Happy streaming!

Dealing with TV Carriage Negotiations

Updated: 4:45 PM EST Mar 7, 2017 Hearst Television, parent of WMUR, is continuing its efforts to renew its carriage agreement with DISH Network after reaching an impasse on March 3rd, resulting in WMUR no longer being carried by DISH Network.

While DISH is not carrying WMUR at this time, we have not ‘blacked out’ our station. You may continue to receive WMUR for free, over the air…

WMUR happens to be a VHF station.  Most inexpensive antennas are UHF only, so WMUR is likely setting their customers up for disappointment.  Those who actually figure out which antenna to buy and how to install it properly will notice a dramatic improvement in broadcast quality since OTA signals are less compressed.  They might also notice that there are a LOT of broadcast channels in the Boston market.  They may like the idea of not paying for television at all or using free tv with an OTT supplement like DirecTV Now, Sling TV, or Sony Vue.  I see a lot of antennas going up as I commute each day.

If you are a WMUR viewer affected by the outage who is inclined to install an antenna, here are my suggestions…

  1. Visit TVFool.com and run a report for your address (best to use GPS coordinates for the proposed location of the antenna).
  2. Choose an antenna.
  3. Install your antenna.

If your television is very old, it may not have digital tuners and you may need some kind of digital to analog converter.

If all of this sounds interesting, click the 12345 links at the top of the page and see if cord cutting is for you.

Apple TV: My New Favorite Streamer

Last month I signed up for three months of DirecTV Now.  I thought my iBoy would like the included Apple TV.  He has an iPhone and an Apple laptop.  iBoy is blind to the obvious shortcomings of each — no reason he wouldn’t embrace this overpriced streamer.  He did.  No surprise.

Here’s the surprise: I like it too.  The PRIMARY reason for my affection is that it has a sleep timer that powers off the display which powers off my television.  This is a feature which is lacking in the Roku and Fire TV devices I own.  But there’s more…

  • ATV’s remote controls the volume on my TV
  • ATV’s CEC switches TV input
  • Single Sign-on minimizes relentless re-entering of credentials

These features have been on my streamer wish list for a LONG TIME.  The Apple TV works like a TV accessory should — pick up the remote, touch a control to switch HDMI input, adjust volume, and enjoy.  Single Sign-on means you only need to enter credentials for your premium provider once for all the ‘go’ apps.

Apple TV has most of the important apps.  For cord cutters/trimmers: ABC Live/News, CBS/News, Crackle, DirecTV Now, HBO Go/Now, Hulu, NBC, Netflix, Showtime/Anytime, Sling TV, Snag Films, Sony Vue, Starz, Tubi TV, and YouTube plus all of the expected ‘Go’ apps.  There is a Plex client.  There are hundreds of games for the Apple TV.  All are required to work with the included remote, but you can associate a console quality controller for better game play.

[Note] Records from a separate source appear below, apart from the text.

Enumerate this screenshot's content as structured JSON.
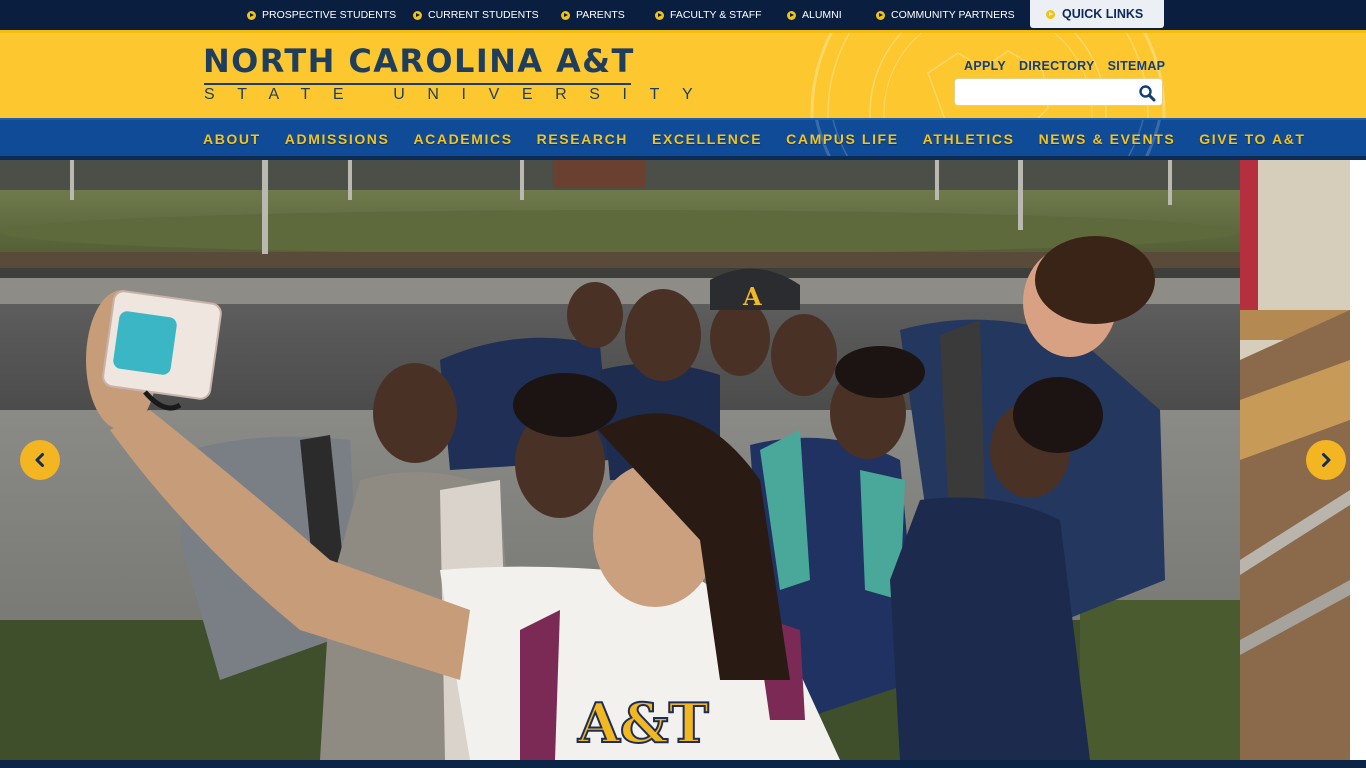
{
  "top_bar": {
    "links": [
      "PROSPECTIVE STUDENTS",
      "CURRENT STUDENTS",
      "PARENTS",
      "FACULTY & STAFF",
      "ALUMNI",
      "COMMUNITY PARTNERS"
    ],
    "quick_links_label": "QUICK LINKS"
  },
  "header": {
    "logo_main": "NORTH CAROLINA A&T",
    "logo_sub": "STATE UNIVERSITY",
    "util_links": [
      "APPLY",
      "DIRECTORY",
      "SITEMAP"
    ],
    "search": {
      "value": "",
      "placeholder": ""
    }
  },
  "nav": {
    "items": [
      "ABOUT",
      "ADMISSIONS",
      "ACADEMICS",
      "RESEARCH",
      "EXCELLENCE",
      "CAMPUS LIFE",
      "ATHLETICS",
      "NEWS & EVENTS",
      "GIVE TO A&T"
    ]
  },
  "hero": {
    "photo_description_icon": "group-selfie-photo",
    "shirt_text_main": "A&T",
    "cap_logo": "A",
    "prev_icon": "chevron-left-icon",
    "next_icon": "chevron-right-icon"
  },
  "colors": {
    "navy": "#0a1e40",
    "gold": "#fdc82f",
    "blue_nav": "#0f4b96",
    "nav_text": "#f4c31e",
    "logo_text": "#1f3e5e",
    "arrow_gold": "#f4b522"
  }
}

AirPlay lets me stream from iPhone apps not supported on Apple TV — Amazon Instant, Simple TV, and Vudu, for instance.  It works as advertised.

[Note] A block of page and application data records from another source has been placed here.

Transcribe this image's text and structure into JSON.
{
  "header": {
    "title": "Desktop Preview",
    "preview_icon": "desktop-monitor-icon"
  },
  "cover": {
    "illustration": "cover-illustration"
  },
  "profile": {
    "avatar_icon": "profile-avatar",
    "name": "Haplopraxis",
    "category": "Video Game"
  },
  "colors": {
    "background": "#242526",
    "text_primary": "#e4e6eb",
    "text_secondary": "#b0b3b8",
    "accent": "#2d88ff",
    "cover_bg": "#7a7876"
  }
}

Security is pretty complete.  I like that I can require a password to buy apps but download free apps without entering the password.  You can also control what devices can use AirPlay and what apps use location services.  Not really a security issue, but Siri works well entering passwords — even if you have upper case letters and special characters.

I got the Apple TV as part of a DirecTV Now promotion.  DirecTV Now has been a mixed bag for me.  At times, buffering has made DTN unwatchable.  It has gotten better — much better since I began using the Apple TV.  That may be stuff happening behind the scenes, better hardware, better software, or a combination of all of these things, but DirecTV Now is better with an Apple TV.

Finally, there is that funky remote control.  I don’t care for the touchpad.  I’d rather have a D-pad.  I find myself pulling up menus or changing channels fishing around for the remote.  I overshoot letters typing in passwords and sometimes the cursor moves when I am trying to press the pad for OK.  iBoy says it takes getting used too (unusual criticism of anythig Apple), but I suspect I will get used to Siri first.

Regardless, this is an excellent streamer and I highly recommend it.